Close Menu
West Palm Beach Criminal Lawyer / Blog / Drug Crimes / Felony Drug Offenses In Florida

Felony Drug Offenses In Florida


Committing a drug-related crime in Florida can open a person up to a long jail sentence, given the harshness of the state’s drug laws. Florida’s legislature considers possession and distribution of drugs to be crimes against society, rather than simply against those who use drugs, and state’s attorneys tend to charge these offenses aggressively. If you are charged with a drug-related felony in Florida, the stakes may be even higher than you realize.

Type & Amount

When a person is charged with a drug-related offense in Florida, law enforcement relies primarily on two factors to determine whether the charge should be a misdemeanor or a felony: the nature of the drug in question, and the amount involved (whether alone, or in a mixture of substances). Florida, like the U.S. federal government, categorizes drugs into schedules; Schedule I is for those substances with the highest potential for addiction and least medical use, in descending order, down to Schedule V.

So, for example, if a person is found to possess oxycodone, which is a Schedule II drug, they will face a more serious penalty (in most cases) than someone found to possess tramadol, which is a Schedule IV drug. However, the amount involved does matter – in Florida, each drug has a certain threshold at which possession can be inferred to be for sale or trafficking. Intent to actually distribute drugs does not matter. If a person possesses 2 grams of oxycodone, they will be charged with possession – but if they have 7 grams or over, they will be charged with trafficking in oxycodone.

Defenses Are Possible

If you have been charged with a drug crime in Florida, it can feel as though there is nothing you can do to prevent a prison sentence. There is – particularly with the right legal help, you can assert multiple defenses against the charges.
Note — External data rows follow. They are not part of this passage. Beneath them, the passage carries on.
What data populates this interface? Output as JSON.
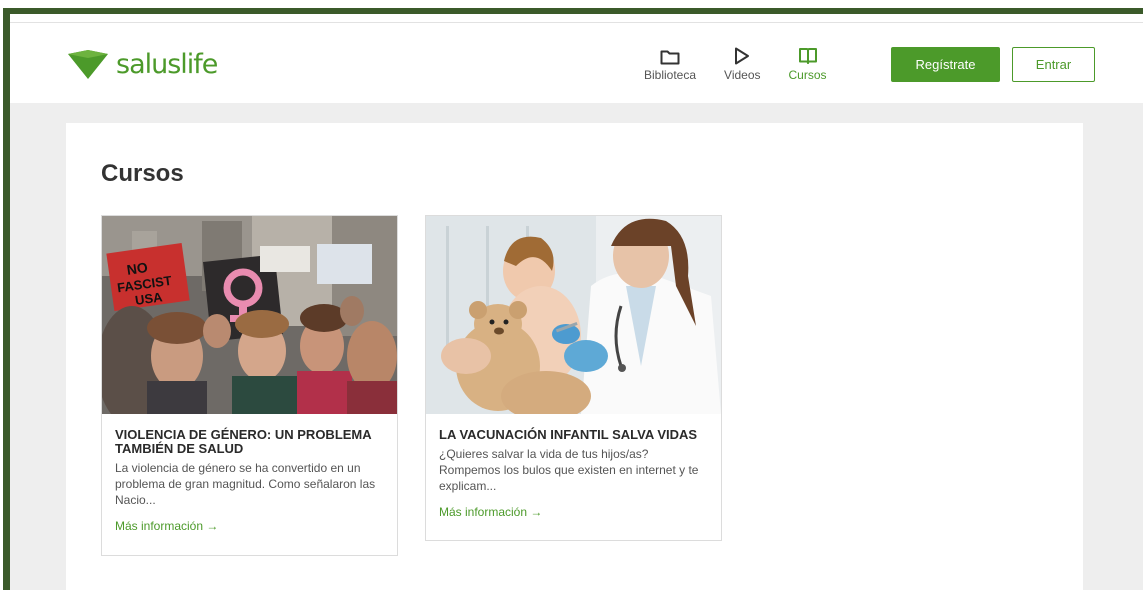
{
  "brand": {
    "name": "saluslife",
    "accent": "#4c9a2a",
    "frame": "#3b5a2a"
  },
  "nav": {
    "items": [
      {
        "label": "Biblioteca",
        "icon": "folder-icon",
        "active": false
      },
      {
        "label": "Videos",
        "icon": "play-icon",
        "active": false
      },
      {
        "label": "Cursos",
        "icon": "book-icon",
        "active": true
      }
    ]
  },
  "header": {
    "register_label": "Regístrate",
    "login_label": "Entrar"
  },
  "main": {
    "title": "Cursos",
    "cards": [
      {
        "title": "VIOLENCIA DE GÉNERO: UN PROBLEMA TAMBIÉN DE SALUD",
        "description": "La violencia de género se ha convertido en un problema de gran magnitud. Como señalaron las Nacio...",
        "link": "Más información →",
        "image": "protest-photo",
        "image_signs": [
          "NO",
          "FASCIST",
          "USA"
        ]
      },
      {
        "title": "LA VACUNACIÓN INFANTIL SALVA VIDAS",
        "description": "¿Quieres salvar la vida de tus hijos/as? Rompemos los bulos que existen en internet y te explicam...",
        "link": "Más información →",
        "image": "vaccination-photo"
      }
    ]
  }
}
There are many different issues one can raise when attempting to create reasonable doubt in a Florida court. Examples include:

  • Was the evidence against you obtained appropriately? Is it admissible, or was it obtained in contravention of the Fourth Amendment right against unlawful search and seizure?
  • Did law enforcement entrap you? Entrapment is when law enforcement influences a person to commit a crime that they would otherwise not have committed. It can be difficult to establish, but not impossible.
  • Have any substances in question been properly identified? It is not out of the realm of possibility that a substance could be misidentified as a controlled substance.
  • Did you actually have possession or control of any illicit substances? Without actual or constructive possession, the prosecution does not have a case.

Any of these may create reasonable doubt, and as the average person knows, if a criminal case is not proven beyond a reasonable doubt, conviction is impossible.

Contact A West Palm Beach Drug Offenses Attorney

Drug offenses are taken seriously in Florida, given the state’s history. If you have been charged with a drug crime, remember that you are entitled to your day in court. A West Palm Beach drug offenses attorney from Perlet & Shiner, P.A. can help to protect your rights and guide you through the legal process. Call our office today to speak to an attorney.



Facebook Twitter LinkedIn